Exercise details:
Looking at the data below, state how many lines contain "thumb". No other words are wanted.

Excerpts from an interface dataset
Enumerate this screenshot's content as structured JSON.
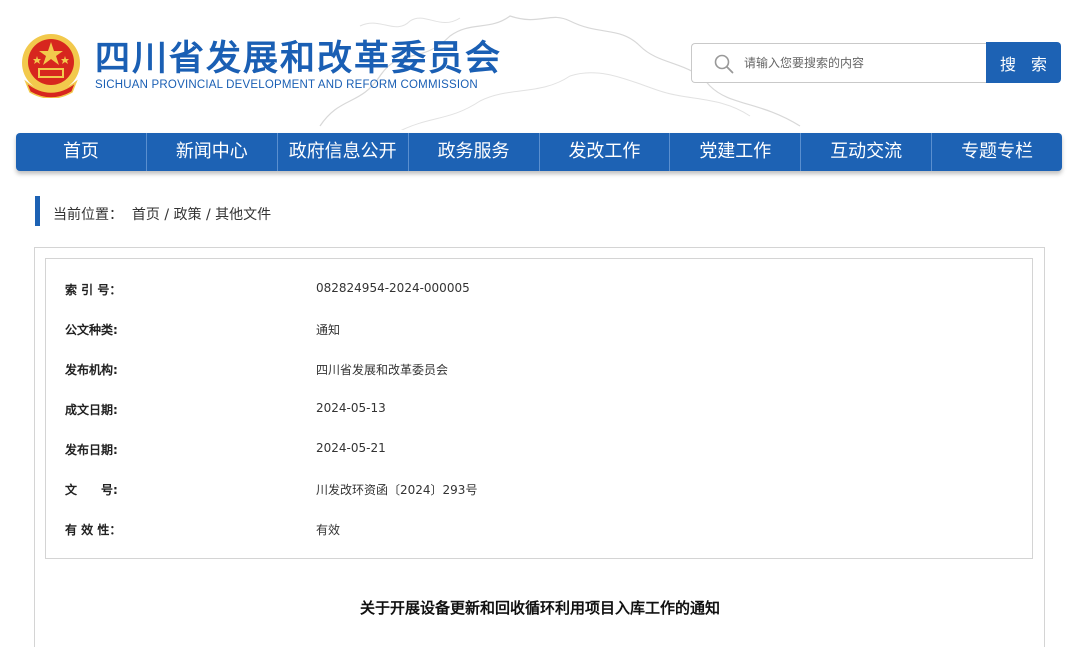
{
  "header": {
    "title": "四川省发展和改革委员会",
    "subtitle": "SICHUAN PROVINCIAL DEVELOPMENT AND REFORM COMMISSION"
  },
  "search": {
    "placeholder": "请输入您要搜索的内容",
    "button_label": "搜 索"
  },
  "nav": {
    "items": [
      "首页",
      "新闻中心",
      "政府信息公开",
      "政务服务",
      "发改工作",
      "党建工作",
      "互动交流",
      "专题专栏"
    ]
  },
  "breadcrumb": {
    "prefix": "当前位置：",
    "items": [
      "首页",
      "政策",
      "其他文件"
    ],
    "separator": " / "
  },
  "meta": {
    "rows": [
      {
        "label": "索 引 号：",
        "value": "082824954-2024-000005"
      },
      {
        "label": "公文种类:",
        "value": "通知"
      },
      {
        "label": "发布机构:",
        "value": "四川省发展和改革委员会"
      },
      {
        "label": "成文日期:",
        "value": "2024-05-13"
      },
      {
        "label": "发布日期:",
        "value": "2024-05-21"
      },
      {
        "label": "文　　号:",
        "value": "川发改环资函〔2024〕293号"
      },
      {
        "label": "有 效 性：",
        "value": "有效"
      }
    ]
  },
  "document": {
    "title": "关于开展设备更新和回收循环利用项目入库工作的通知"
  },
  "colors": {
    "primary": "#1d62b4",
    "emblem_red": "#d7261e",
    "emblem_gold": "#f2c94c"
  }
}
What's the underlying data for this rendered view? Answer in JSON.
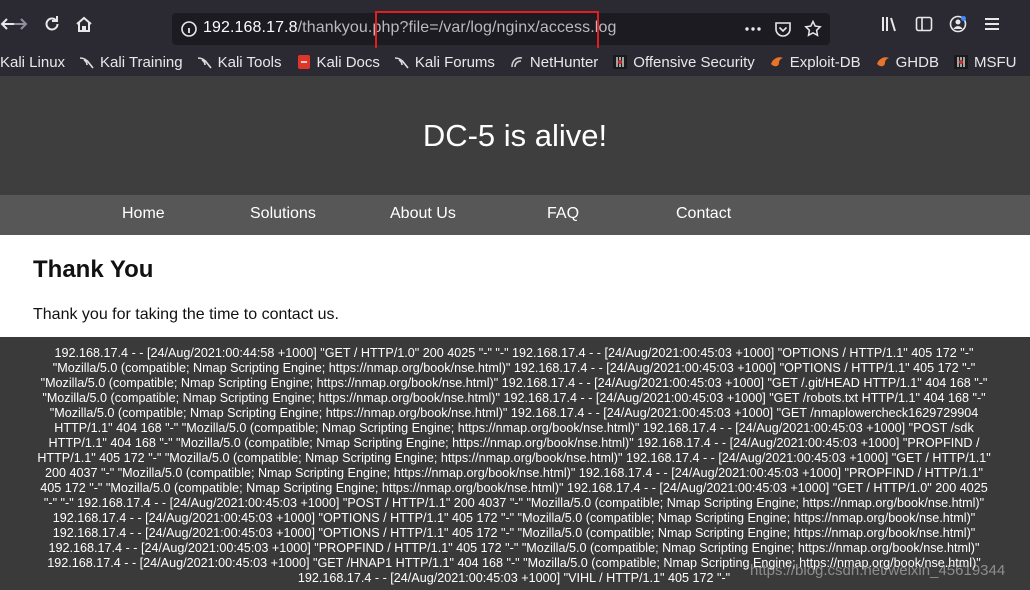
{
  "browser": {
    "url_host": "192.168.17.8",
    "url_rest": "/thankyou.php?file=/var/log/nginx/access.log",
    "bookmarks": [
      {
        "label": "Kali Linux",
        "icon": "kali-dragon-icon"
      },
      {
        "label": "Kali Training",
        "icon": "kali-dragon-icon"
      },
      {
        "label": "Kali Tools",
        "icon": "kali-dragon-icon"
      },
      {
        "label": "Kali Docs",
        "icon": "kali-docs-icon"
      },
      {
        "label": "Kali Forums",
        "icon": "kali-dragon-icon"
      },
      {
        "label": "NetHunter",
        "icon": "nethunter-icon"
      },
      {
        "label": "Offensive Security",
        "icon": "offsec-icon"
      },
      {
        "label": "Exploit-DB",
        "icon": "exploitdb-icon"
      },
      {
        "label": "GHDB",
        "icon": "exploitdb-icon"
      },
      {
        "label": "MSFU",
        "icon": "offsec-icon"
      }
    ]
  },
  "site": {
    "title": "DC-5 is alive!",
    "menu": [
      "Home",
      "Solutions",
      "About Us",
      "FAQ",
      "Contact"
    ],
    "heading": "Thank You",
    "message": "Thank you for taking the time to contact us.",
    "log": "192.168.17.4 - - [24/Aug/2021:00:44:58 +1000] \"GET / HTTP/1.0\" 200 4025 \"-\" \"-\" 192.168.17.4 - - [24/Aug/2021:00:45:03 +1000] \"OPTIONS / HTTP/1.1\" 405 172 \"-\" \"Mozilla/5.0 (compatible; Nmap Scripting Engine; https://nmap.org/book/nse.html)\" 192.168.17.4 - - [24/Aug/2021:00:45:03 +1000] \"OPTIONS / HTTP/1.1\" 405 172 \"-\" \"Mozilla/5.0 (compatible; Nmap Scripting Engine; https://nmap.org/book/nse.html)\" 192.168.17.4 - - [24/Aug/2021:00:45:03 +1000] \"GET /.git/HEAD HTTP/1.1\" 404 168 \"-\" \"Mozilla/5.0 (compatible; Nmap Scripting Engine; https://nmap.org/book/nse.html)\" 192.168.17.4 - - [24/Aug/2021:00:45:03 +1000] \"GET /robots.txt HTTP/1.1\" 404 168 \"-\" \"Mozilla/5.0 (compatible; Nmap Scripting Engine; https://nmap.org/book/nse.html)\" 192.168.17.4 - - [24/Aug/2021:00:45:03 +1000] \"GET /nmaplowercheck1629729904 HTTP/1.1\" 404 168 \"-\" \"Mozilla/5.0 (compatible; Nmap Scripting Engine; https://nmap.org/book/nse.html)\" 192.168.17.4 - - [24/Aug/2021:00:45:03 +1000] \"POST /sdk HTTP/1.1\" 404 168 \"-\" \"Mozilla/5.0 (compatible; Nmap Scripting Engine; https://nmap.org/book/nse.html)\" 192.168.17.4 - - [24/Aug/2021:00:45:03 +1000] \"PROPFIND / HTTP/1.1\" 405 172 \"-\" \"Mozilla/5.0 (compatible; Nmap Scripting Engine; https://nmap.org/book/nse.html)\" 192.168.17.4 - - [24/Aug/2021:00:45:03 +1000] \"GET / HTTP/1.1\" 200 4037 \"-\" \"Mozilla/5.0 (compatible; Nmap Scripting Engine; https://nmap.org/book/nse.html)\" 192.168.17.4 - - [24/Aug/2021:00:45:03 +1000] \"PROPFIND / HTTP/1.1\" 405 172 \"-\" \"Mozilla/5.0 (compatible; Nmap Scripting Engine; https://nmap.org/book/nse.html)\" 192.168.17.4 - - [24/Aug/2021:00:45:03 +1000] \"GET / HTTP/1.0\" 200 4025 \"-\" \"-\" 192.168.17.4 - - [24/Aug/2021:00:45:03 +1000] \"POST / HTTP/1.1\" 200 4037 \"-\" \"Mozilla/5.0 (compatible; Nmap Scripting Engine; https://nmap.org/book/nse.html)\" 192.168.17.4 - - [24/Aug/2021:00:45:03 +1000] \"OPTIONS / HTTP/1.1\" 405 172 \"-\" \"Mozilla/5.0 (compatible; Nmap Scripting Engine; https://nmap.org/book/nse.html)\" 192.168.17.4 - - [24/Aug/2021:00:45:03 +1000] \"OPTIONS / HTTP/1.1\" 405 172 \"-\" \"Mozilla/5.0 (compatible; Nmap Scripting Engine; https://nmap.org/book/nse.html)\" 192.168.17.4 - - [24/Aug/2021:00:45:03 +1000] \"PROPFIND / HTTP/1.1\" 405 172 \"-\" \"Mozilla/5.0 (compatible; Nmap Scripting Engine; https://nmap.org/book/nse.html)\" 192.168.17.4 - - [24/Aug/2021:00:45:03 +1000] \"GET /HNAP1 HTTP/1.1\" 404 168 \"-\" \"Mozilla/5.0 (compatible; Nmap Scripting Engine; https://nmap.org/book/nse.html)\" 192.168.17.4 - - [24/Aug/2021:00:45:03 +1000] \"VIHL / HTTP/1.1\" 405 172 \"-\""
  },
  "watermark": "https://blog.csdn.net/weixin_45619344",
  "colors": {
    "highlight": "#e02020",
    "hero_bg": "#3e3e3e",
    "menu_bg": "#575757"
  }
}
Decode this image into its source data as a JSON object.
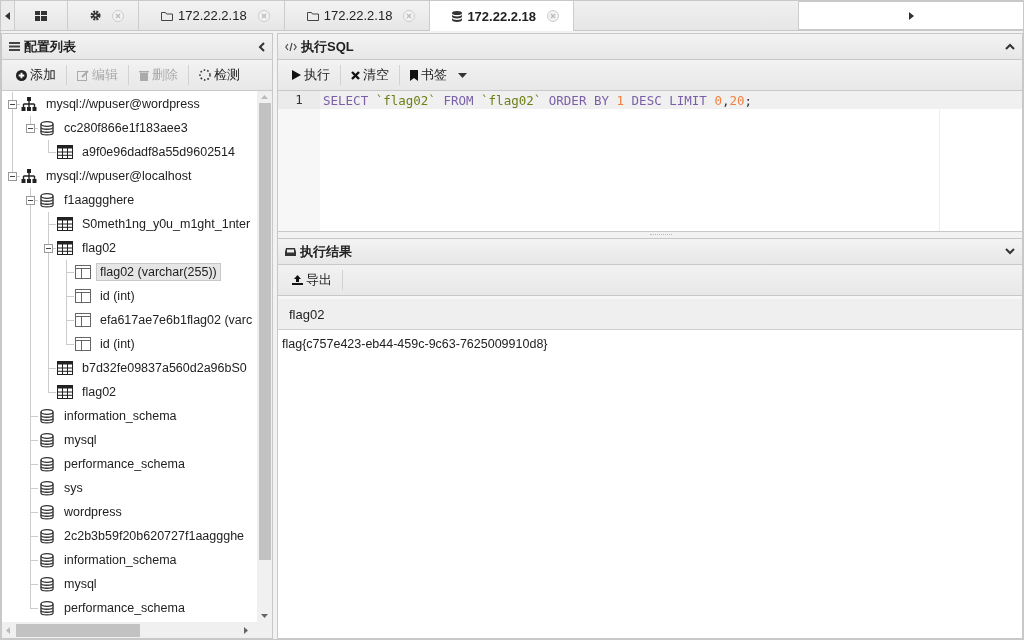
{
  "tabs": [
    {
      "kind": "home",
      "selected": false
    },
    {
      "kind": "settings",
      "selected": false,
      "closable": true
    },
    {
      "kind": "folder",
      "label": "172.22.2.18",
      "selected": false,
      "closable": true
    },
    {
      "kind": "folder",
      "label": "172.22.2.18",
      "selected": false,
      "closable": true
    },
    {
      "kind": "database",
      "label": "172.22.2.18",
      "selected": true,
      "closable": true
    }
  ],
  "sidebar": {
    "title": "配置列表",
    "toolbar": [
      {
        "kind": "add",
        "label": "添加",
        "disabled": false
      },
      {
        "kind": "edit",
        "label": "编辑",
        "disabled": true
      },
      {
        "kind": "delete",
        "label": "删除",
        "disabled": true
      },
      {
        "kind": "check",
        "label": "检测",
        "disabled": false
      }
    ],
    "tree": [
      {
        "kind": "connection",
        "label": "mysql://wpuser@wordpress",
        "expanded": true,
        "selected": false,
        "children": [
          {
            "kind": "database",
            "label": "cc280f866e1f183aee3",
            "expanded": true,
            "selected": false,
            "children": [
              {
                "kind": "table",
                "label": "a9f0e96dadf8a55d9602514",
                "selected": false
              }
            ]
          }
        ]
      },
      {
        "kind": "connection",
        "label": "mysql://wpuser@localhost",
        "expanded": true,
        "selected": false,
        "children": [
          {
            "kind": "database",
            "label": "f1aaggghere",
            "expanded": true,
            "selected": false,
            "children": [
              {
                "kind": "table",
                "label": "S0meth1ng_y0u_m1ght_1nter",
                "selected": false
              },
              {
                "kind": "table",
                "label": "flag02",
                "expanded": true,
                "selected": false,
                "children": [
                  {
                    "kind": "column",
                    "label": "flag02 (varchar(255))",
                    "selected": true
                  },
                  {
                    "kind": "column",
                    "label": "id (int)",
                    "selected": false
                  },
                  {
                    "kind": "column",
                    "label": "efa617ae7e6b1flag02 (varc",
                    "selected": false
                  },
                  {
                    "kind": "column",
                    "label": "id (int)",
                    "selected": false
                  }
                ]
              },
              {
                "kind": "table",
                "label": "b7d32fe09837a560d2a96bS0",
                "selected": false
              },
              {
                "kind": "table",
                "label": "flag02",
                "selected": false
              }
            ]
          },
          {
            "kind": "database",
            "label": "information_schema",
            "selected": false
          },
          {
            "kind": "database",
            "label": "mysql",
            "selected": false
          },
          {
            "kind": "database",
            "label": "performance_schema",
            "selected": false
          },
          {
            "kind": "database",
            "label": "sys",
            "selected": false
          },
          {
            "kind": "database",
            "label": "wordpress",
            "selected": false
          },
          {
            "kind": "database",
            "label": "2c2b3b59f20b620727f1aaggghe",
            "selected": false
          },
          {
            "kind": "database",
            "label": "information_schema",
            "selected": false
          },
          {
            "kind": "database",
            "label": "mysql",
            "selected": false
          },
          {
            "kind": "database",
            "label": "performance_schema",
            "selected": false
          }
        ]
      }
    ]
  },
  "sql_panel": {
    "title": "执行SQL",
    "toolbar": [
      {
        "kind": "run",
        "label": "执行"
      },
      {
        "kind": "clear",
        "label": "清空"
      },
      {
        "kind": "bookmark",
        "label": "书签",
        "dropdown": true
      }
    ],
    "editor": {
      "lines": [
        {
          "number": "1",
          "tokens": [
            {
              "kind": "keyword",
              "text": "SELECT "
            },
            {
              "kind": "identifier",
              "text": "`flag02` "
            },
            {
              "kind": "keyword",
              "text": "FROM "
            },
            {
              "kind": "identifier",
              "text": "`flag02` "
            },
            {
              "kind": "keyword",
              "text": "ORDER BY "
            },
            {
              "kind": "number",
              "text": "1 "
            },
            {
              "kind": "keyword",
              "text": "DESC LIMIT "
            },
            {
              "kind": "number",
              "text": "0"
            },
            {
              "kind": "plain",
              "text": ","
            },
            {
              "kind": "number",
              "text": "20"
            },
            {
              "kind": "plain",
              "text": ";"
            }
          ]
        }
      ]
    }
  },
  "result_panel": {
    "title": "执行结果",
    "toolbar": [
      {
        "kind": "export",
        "label": "导出"
      }
    ],
    "columns": [
      "flag02"
    ],
    "rows": [
      [
        "flag{c757e423-eb44-459c-9c63-7625009910d8}"
      ]
    ]
  }
}
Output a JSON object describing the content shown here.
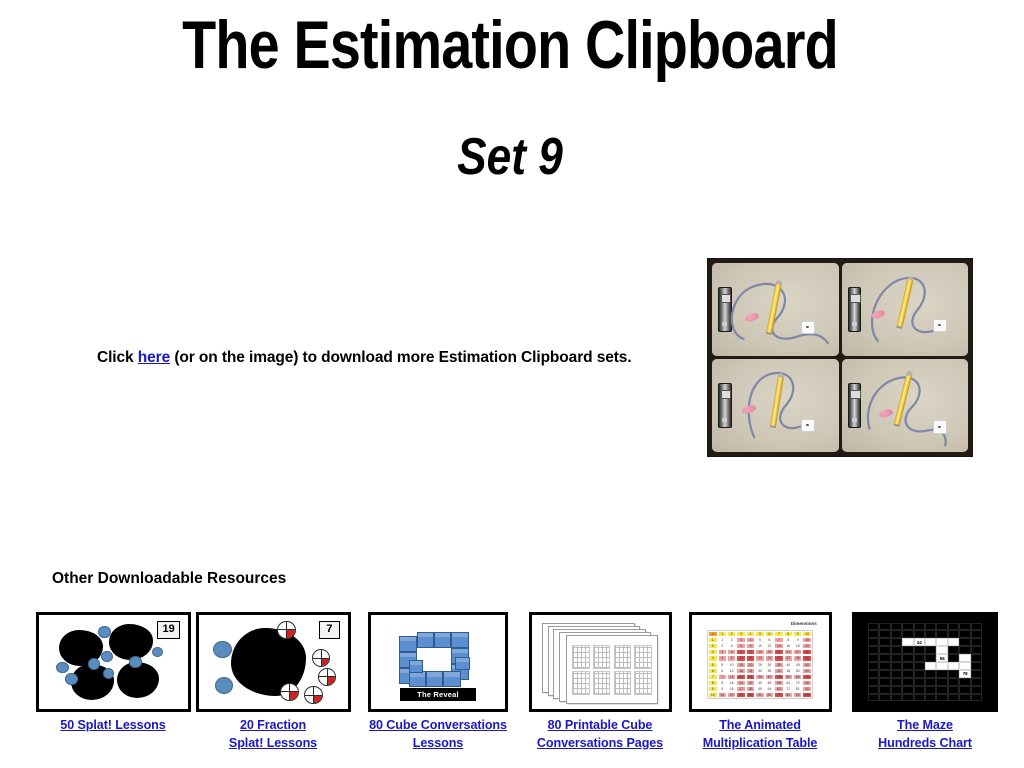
{
  "slide": {
    "title": "The Estimation Clipboard",
    "subtitle": "Set 9",
    "background_color": "#ffffff",
    "link_color": "#1a18c6"
  },
  "click_line": {
    "before": "Click ",
    "link_text": "here",
    "after": " (or on the image) to download more Estimation Clipboard sets."
  },
  "clipboard_image": {
    "alt": "Four photos of a clipboard with a blue string loop, yellow pencil, pink eraser and a white die",
    "panel_count": 4,
    "objects": [
      "string",
      "pencil",
      "eraser",
      "die",
      "clip"
    ],
    "frame_color": "#241a14",
    "board_color": "#cfc8b8"
  },
  "resources": {
    "heading": "Other Downloadable Resources",
    "items": [
      {
        "caption_line1": "50 Splat! Lessons ",
        "caption_line2": "",
        "thumb": "splat",
        "badge": "19"
      },
      {
        "caption_line1": "20 Fraction ",
        "caption_line2": "Splat! Lessons",
        "thumb": "fraction-splat",
        "badge": "7"
      },
      {
        "caption_line1": "80 Cube Conversations",
        "caption_line2": "Lessons",
        "thumb": "cube-reveal",
        "reveal_label": "The Reveal"
      },
      {
        "caption_line1": "80 Printable Cube",
        "caption_line2": "Conversations Pages",
        "thumb": "printable-pages"
      },
      {
        "caption_line1": "The Animated",
        "caption_line2": "Multiplication Table",
        "thumb": "multiplication-table",
        "table_title": "Dimensions"
      },
      {
        "caption_line1": "The Maze ",
        "caption_line2": "Hundreds Chart",
        "thumb": "maze-hundreds-chart",
        "maze_numbers": [
          "34",
          "56",
          "78"
        ]
      }
    ]
  }
}
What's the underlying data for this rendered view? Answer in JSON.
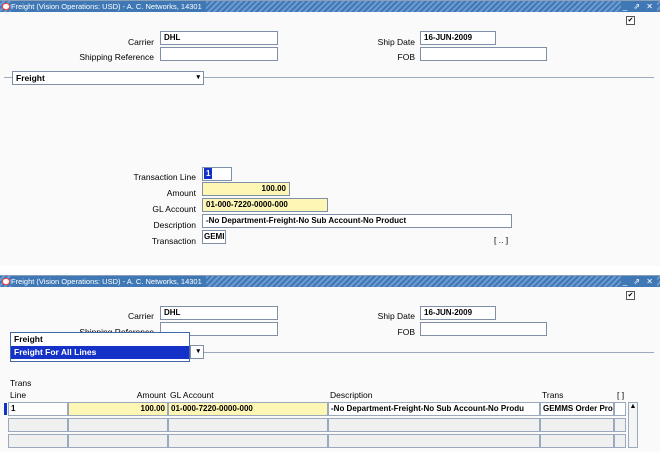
{
  "window1": {
    "title": "Freight (Vision Operations: USD) - A. C. Networks, 14301",
    "controls": "_ ⇗ ✕",
    "checkbox_mark": "✔",
    "carrier_label": "Carrier",
    "carrier_value": "DHL",
    "shipping_reference_label": "Shipping Reference",
    "shipping_reference_value": "",
    "ship_date_label": "Ship Date",
    "ship_date_value": "16-JUN-2009",
    "fob_label": "FOB",
    "fob_value": "",
    "poplist_value": "Freight",
    "transaction_line_label": "Transaction Line",
    "transaction_line_value": "1",
    "amount_label": "Amount",
    "amount_value": "100.00",
    "gl_account_label": "GL Account",
    "gl_account_value": "01-000-7220-0000-000",
    "description_label": "Description",
    "description_value": "-No Department-Freight-No Sub Account-No Product",
    "transaction_label": "Transaction",
    "transaction_value": "GEMI",
    "lov_button": "[ .. ]"
  },
  "window2": {
    "title": "Freight (Vision Operations: USD) - A. C. Networks, 14301",
    "controls": "_ ⇗ ✕",
    "checkbox_mark": "✔",
    "carrier_label": "Carrier",
    "carrier_value": "DHL",
    "shipping_reference_label": "Shipping Reference",
    "ship_date_label": "Ship Date",
    "ship_date_value": "16-JUN-2009",
    "fob_label": "FOB",
    "dropdown_options": [
      "Freight",
      "Freight For All Lines"
    ],
    "table": {
      "header_trans": "Trans",
      "header_line": "Line",
      "header_amount": "Amount",
      "header_gl_account": "GL Account",
      "header_description": "Description",
      "header_trans2": "Trans",
      "header_bracket": "[ ]",
      "row1": {
        "line": "1",
        "amount": "100.00",
        "gl_account": "01-000-7220-0000-000",
        "description": "-No Department-Freight-No Sub Account-No Produ",
        "trans": "GEMMS Order Pro"
      }
    }
  }
}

Exercise output:
6